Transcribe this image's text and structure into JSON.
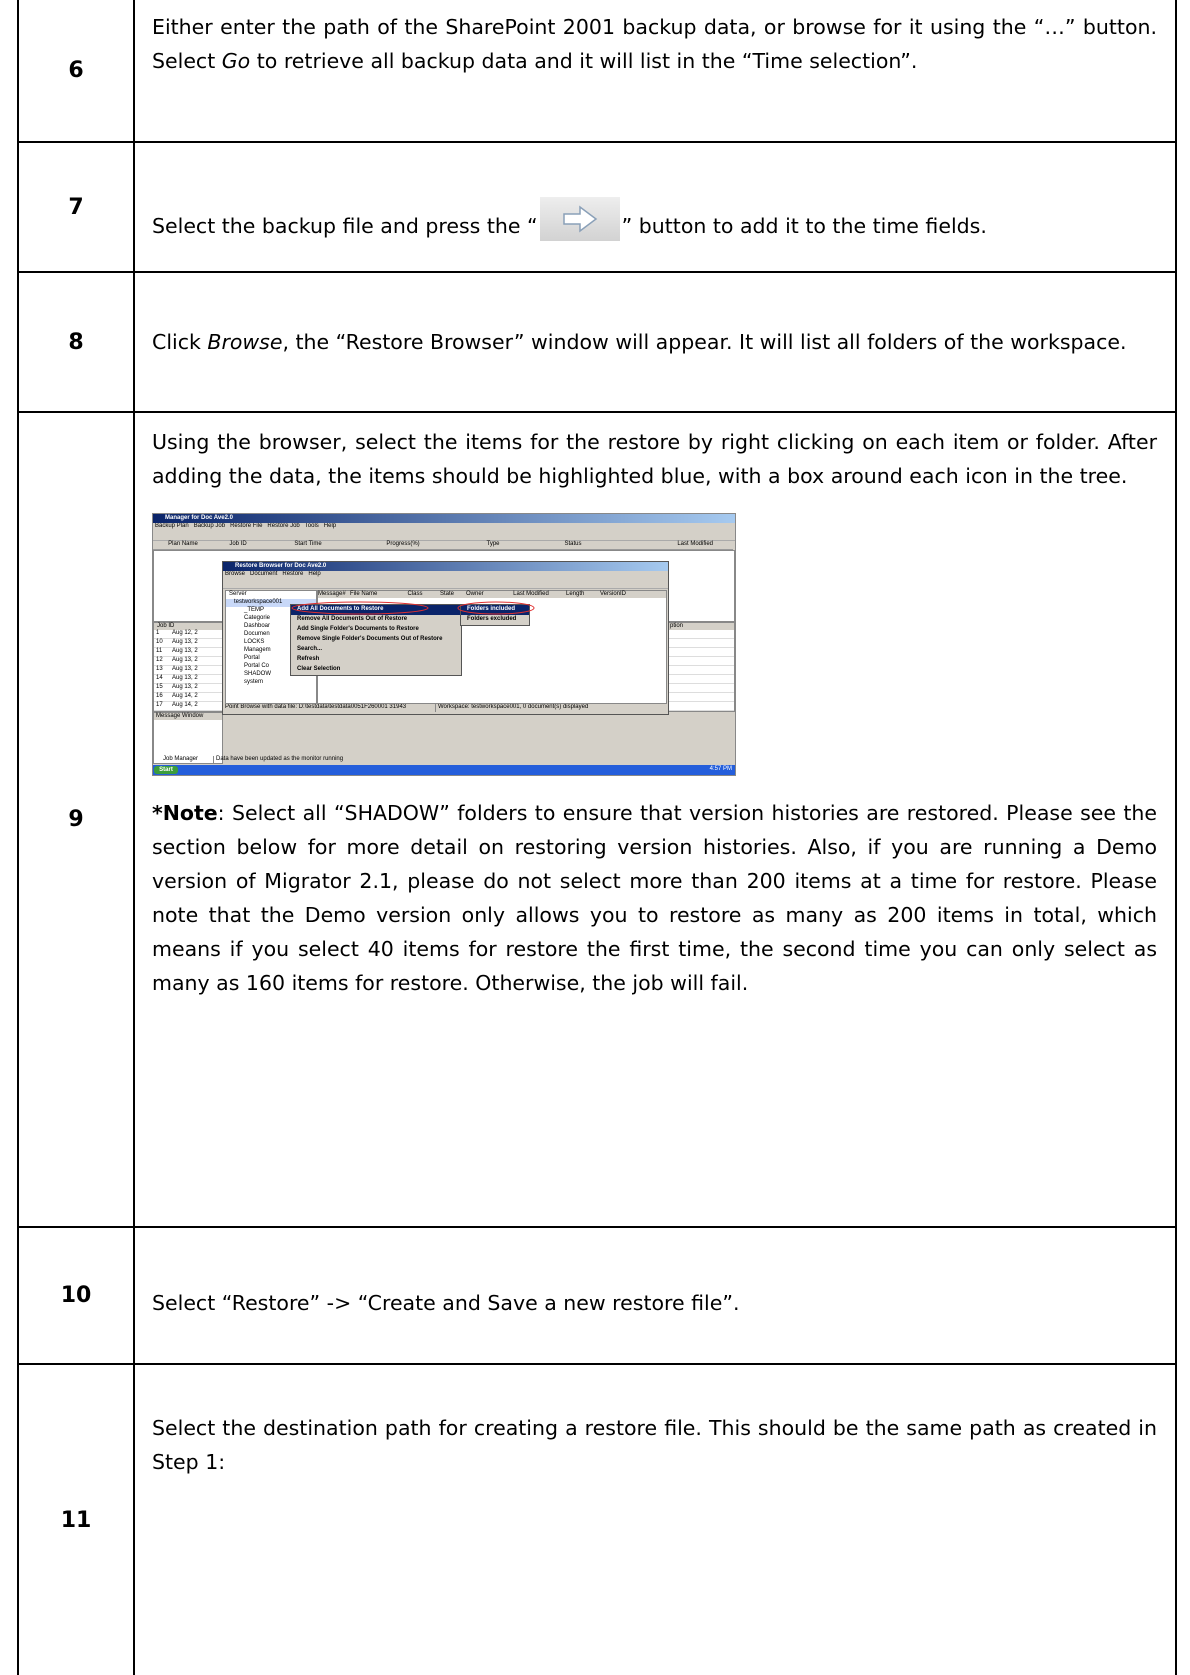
{
  "rows": [
    {
      "num": "6",
      "text_a": "Either enter the path of the SharePoint 2001 backup data, or browse for it using the “…” button. Select ",
      "text_em": "Go",
      "text_b": " to retrieve all backup data and it will list in the “Time selection”."
    },
    {
      "num": "7",
      "text_a": "Select the backup file and press the “",
      "text_b": "” button to add it to the time fields."
    },
    {
      "num": "8",
      "text_a": "Click ",
      "text_em": "Browse",
      "text_b": ", the “Restore Browser” window will appear. It will list all folders of the workspace."
    },
    {
      "num": "9",
      "text": "Using the browser, select the items for the restore by right clicking on each item or folder. After adding the data, the items should be highlighted blue, with a box around each icon in the tree.",
      "note_label": "*Note",
      "note_text": ": Select all “SHADOW” folders to ensure that version histories are restored. Please see the section below for more detail on restoring version histories. Also, if you are running a Demo version of Migrator 2.1, please do not select more than 200 items at a time for restore. Please note that the Demo version only allows you to restore as many as 200 items in total, which means if you select 40 items for restore the first time, the second time you can only select as many as 160 items for restore. Otherwise, the job will fail."
    },
    {
      "num": "10",
      "text": "Select “Restore” -> “Create and Save a new restore file”."
    },
    {
      "num": "11",
      "text": "Select the destination path for creating a restore file. This should be the same path as created in Step 1:"
    }
  ],
  "screenshot": {
    "title": "Manager for Doc Ave2.0",
    "menu": [
      "Backup Plan",
      "Backup Job",
      "Restore File",
      "Restore Job",
      "Tools",
      "Help"
    ],
    "columns": [
      "Plan Name",
      "Job ID",
      "Start Time",
      "Progress(%)",
      "Type",
      "Status",
      "Last Modified"
    ],
    "job_header": "Job ID",
    "job_rows": [
      [
        "1",
        "Aug 12, 2"
      ],
      [
        "10",
        "Aug 13, 2"
      ],
      [
        "11",
        "Aug 13, 2"
      ],
      [
        "12",
        "Aug 13, 2"
      ],
      [
        "13",
        "Aug 13, 2"
      ],
      [
        "14",
        "Aug 13, 2"
      ],
      [
        "15",
        "Aug 13, 2"
      ],
      [
        "16",
        "Aug 14, 2"
      ],
      [
        "17",
        "Aug 14, 2"
      ]
    ],
    "option_header": "ption",
    "message_window": "Message Window",
    "inner_title": "Restore Browser for Doc Ave2.0",
    "inner_menu": [
      "Browse",
      "Document",
      "Restore",
      "Help"
    ],
    "inner_columns": [
      "Message#",
      "File Name",
      "Class",
      "State",
      "Owner",
      "Last Modified",
      "Length",
      "VersionID"
    ],
    "tree": [
      "Server",
      "testworkspace001",
      "_TEMP",
      "Categorie",
      "Dashboar",
      "Documen",
      "LOCKS",
      "Managem",
      "Portal",
      "Portal Co",
      "SHADOW",
      "system"
    ],
    "context_menu": [
      "Add All Documents to Restore",
      "Remove All Documents Out of Restore",
      "Add Single Folder's Documents to Restore",
      "Remove Single Folder's Documents Out of Restore",
      "Search...",
      "Refresh",
      "Clear Selection"
    ],
    "submenu": [
      "Folders included",
      "Folders excluded"
    ],
    "inner_status_a": "Point Browse with data file: D:\\testdata\\testdata0051F260001 31943",
    "inner_status_b": "Workspace: testworkspace001, 0 document(s) displayed",
    "status_a": "Job Manager",
    "status_b": "Data have been updated as the monitor running",
    "start": "Start",
    "clock": "4:57 PM"
  }
}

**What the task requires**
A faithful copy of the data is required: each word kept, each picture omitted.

**Reply to the exercise**
Transcribe this image's text and structure into JSON.
{
  "rows": [
    {
      "num": "6",
      "text_a": "Either enter the path of the SharePoint 2001 backup data, or browse for it using the “…” button. Select ",
      "text_em": "Go",
      "text_b": " to retrieve all backup data and it will list in the “Time selection”."
    },
    {
      "num": "7",
      "text_a": "Select the backup file and press the “",
      "text_b": "” button to add it to the time fields."
    },
    {
      "num": "8",
      "text_a": "Click ",
      "text_em": "Browse",
      "text_b": ", the “Restore Browser” window will appear. It will list all folders of the workspace."
    },
    {
      "num": "9",
      "text": "Using the browser, select the items for the restore by right clicking on each item or folder. After adding the data, the items should be highlighted blue, with a box around each icon in the tree.",
      "note_label": "*Note",
      "note_text": ": Select all “SHADOW” folders to ensure that version histories are restored. Please see the section below for more detail on restoring version histories. Also, if you are running a Demo version of Migrator 2.1, please do not select more than 200 items at a time for restore. Please note that the Demo version only allows you to restore as many as 200 items in total, which means if you select 40 items for restore the first time, the second time you can only select as many as 160 items for restore. Otherwise, the job will fail."
    },
    {
      "num": "10",
      "text": "Select “Restore” -> “Create and Save a new restore file”."
    },
    {
      "num": "11",
      "text": "Select the destination path for creating a restore file. This should be the same path as created in Step 1:"
    }
  ],
  "screenshot": {
    "title": "Manager for Doc Ave2.0",
    "menu": [
      "Backup Plan",
      "Backup Job",
      "Restore File",
      "Restore Job",
      "Tools",
      "Help"
    ],
    "columns": [
      "Plan Name",
      "Job ID",
      "Start Time",
      "Progress(%)",
      "Type",
      "Status",
      "Last Modified"
    ],
    "job_header": "Job ID",
    "job_rows": [
      [
        "1",
        "Aug 12, 2"
      ],
      [
        "10",
        "Aug 13, 2"
      ],
      [
        "11",
        "Aug 13, 2"
      ],
      [
        "12",
        "Aug 13, 2"
      ],
      [
        "13",
        "Aug 13, 2"
      ],
      [
        "14",
        "Aug 13, 2"
      ],
      [
        "15",
        "Aug 13, 2"
      ],
      [
        "16",
        "Aug 14, 2"
      ],
      [
        "17",
        "Aug 14, 2"
      ]
    ],
    "option_header": "ption",
    "message_window": "Message Window",
    "inner_title": "Restore Browser for Doc Ave2.0",
    "inner_menu": [
      "Browse",
      "Document",
      "Restore",
      "Help"
    ],
    "inner_columns": [
      "Message#",
      "File Name",
      "Class",
      "State",
      "Owner",
      "Last Modified",
      "Length",
      "VersionID"
    ],
    "tree": [
      "Server",
      "testworkspace001",
      "_TEMP",
      "Categorie",
      "Dashboar",
      "Documen",
      "LOCKS",
      "Managem",
      "Portal",
      "Portal Co",
      "SHADOW",
      "system"
    ],
    "context_menu": [
      "Add All Documents to Restore",
      "Remove All Documents Out of Restore",
      "Add Single Folder's Documents to Restore",
      "Remove Single Folder's Documents Out of Restore",
      "Search...",
      "Refresh",
      "Clear Selection"
    ],
    "submenu": [
      "Folders included",
      "Folders excluded"
    ],
    "inner_status_a": "Point Browse with data file: D:\\testdata\\testdata0051F260001 31943",
    "inner_status_b": "Workspace: testworkspace001, 0 document(s) displayed",
    "status_a": "Job Manager",
    "status_b": "Data have been updated as the monitor running",
    "start": "Start",
    "clock": "4:57 PM"
  }
}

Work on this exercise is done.